5. “Rockestra Theme”- I’ve always thought it was the height of indulgence to gather a rock supergroup in the service of a pretty basic instrumental (why no solos?). If nothing else though, it showed that Paul’s Rolodex was impeccable, and the melody he composes works nicely in the bombastic setting.
4. “Baby’s Request”- Bing Crosby meets Sam the piano player at Rick’s in this standard-esque closer. Paul has proven time and again he can do this kind of thing; one wonders if he would have been a Cole Porter-type had he been born about a half-century earlier.
3. “Getting Closer”- If McCartney was regurgitating sounds he may have heard from newbies like Cheap Trick or Squeeze, well, turnabout is fair play. “Getting Closer” is taut and freewheeling all at once, a nice single that probably deserved a better radio fate than it actually enjoyed. The escalating, unresolved finish scores it points as well.
2. “Old Siam, Sir”- This song attempts to construct a narrative of sorts and ends up making “Jet” sound like great literature. That said, McCartney’s screaming melody and the muscular, dramatic rock arrangement makes for an engaging, even powerful track. In that way, it resembles a distant, slightly lesser cousin of “Beware My Love” from Wings At The Speed Of Sound.
1. “Arrow Through Me”- McCartney is back in the same kind of quiet storm mode as he inhabited on “Girlfriend” from London Town. The Stevie Wonder vibe is strong with this one, but, hey, in the 70’s, there was no better pop artist to emulate, right? The horns are great, and one of Paul’s more underrated couplets is here: “Ooh, baby, you wouldn’t have found a more down hero/If you’d started with nothing and counted to zero.”
(E-mail me at firstname.lastname@example.org or follow me on Twitter @JimBeviglia.
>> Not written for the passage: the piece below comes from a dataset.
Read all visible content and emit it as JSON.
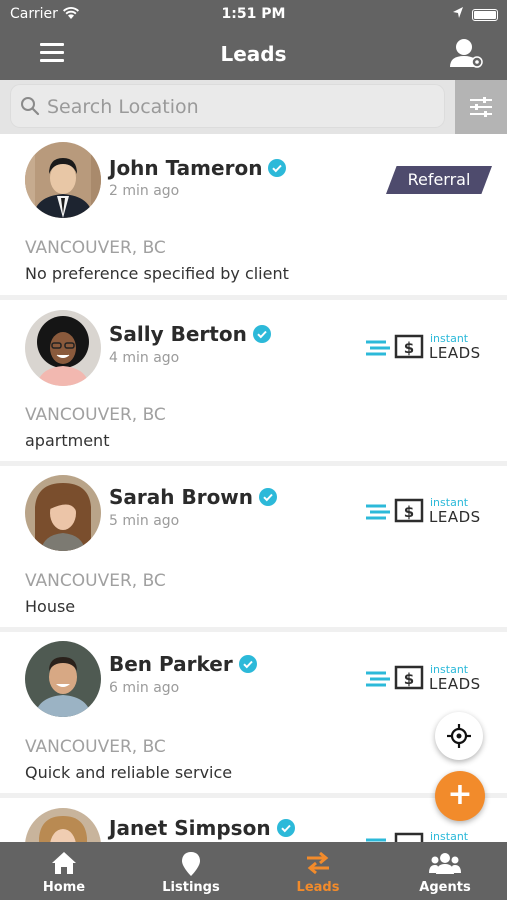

For more on Paul’s “other” band, check out the link below to pre-order my new book Counting Down The Beatles: Their 100 Finest Songs, due out in March of 2017. And to check out all of the books and e-books in my Counting Down series, the link below that leads to my Amazon page.)
In 1988, Cheap Trick were up against it with their record company following the commercial failure of their previous album and were forced to use outside songwriters. The resulting album, The Flame, was a big hit with a pair of Top 10 smashes, so sometimes the suits are right; as strained as the title track may have sounded, it went to #1 and revived the band’s career.
Perhaps the most surprising of the songwriting contributions came from Diane Warren, she of the endless Michael Bolton and Celine Dion ballads and a ridiculous streak of Best Song Oscar contenders in the early 90’s. While rock purists might not be able to stomach her helping out these power-pop legends on principle, “Ghost Town,” the song that she wrote with Cheap Trick’s chief songsmith Rick Nielsen, turned out to be quite the affecting heart-tugger.
My guess is that Warren penned the lyrics here, which are workmanlike but do find a relatively novel way to depict a broken heart in the refrain of “It’s like a ghost town without your love.” Nielsen’s sighing melody has all the right peaks and valleys for lead singer Robin Zander to give an appropriately tortured performance, sounding like a man about to break down in a heap at any given moment. Nielsen also chips in some stinging lead guitar to up the angst well into the red.
I heard this song recently on the 80’s channel on Sirius/XM advertised as a lost hit, which suggests that a lot of folks might not know it. I was 16 at the time of its release and really vibed with Zander’s dramatic delivery and the song’s woebegone sentiments, so I knew it well. What surprised me hearing it again was how well it holds up, how timeless it sounds despite being released in an era that tended to put its unerasable stamp on songs.
So if it’s new to you, prepare to be enjoy the soothing sorrow. And if it takes you back to that time when everything meant everything and only the most passionately rendered sentiments rung true, maybe I’ll see you there.
(E-mail me at email@example.com or follow me on Twitter @JimBeviglia.)
My take on the sublime 70’s anthem “Surrender” by Cheap Trick is now available at American Songwriter’s site. Check it out in the link. More Boss tomorrow.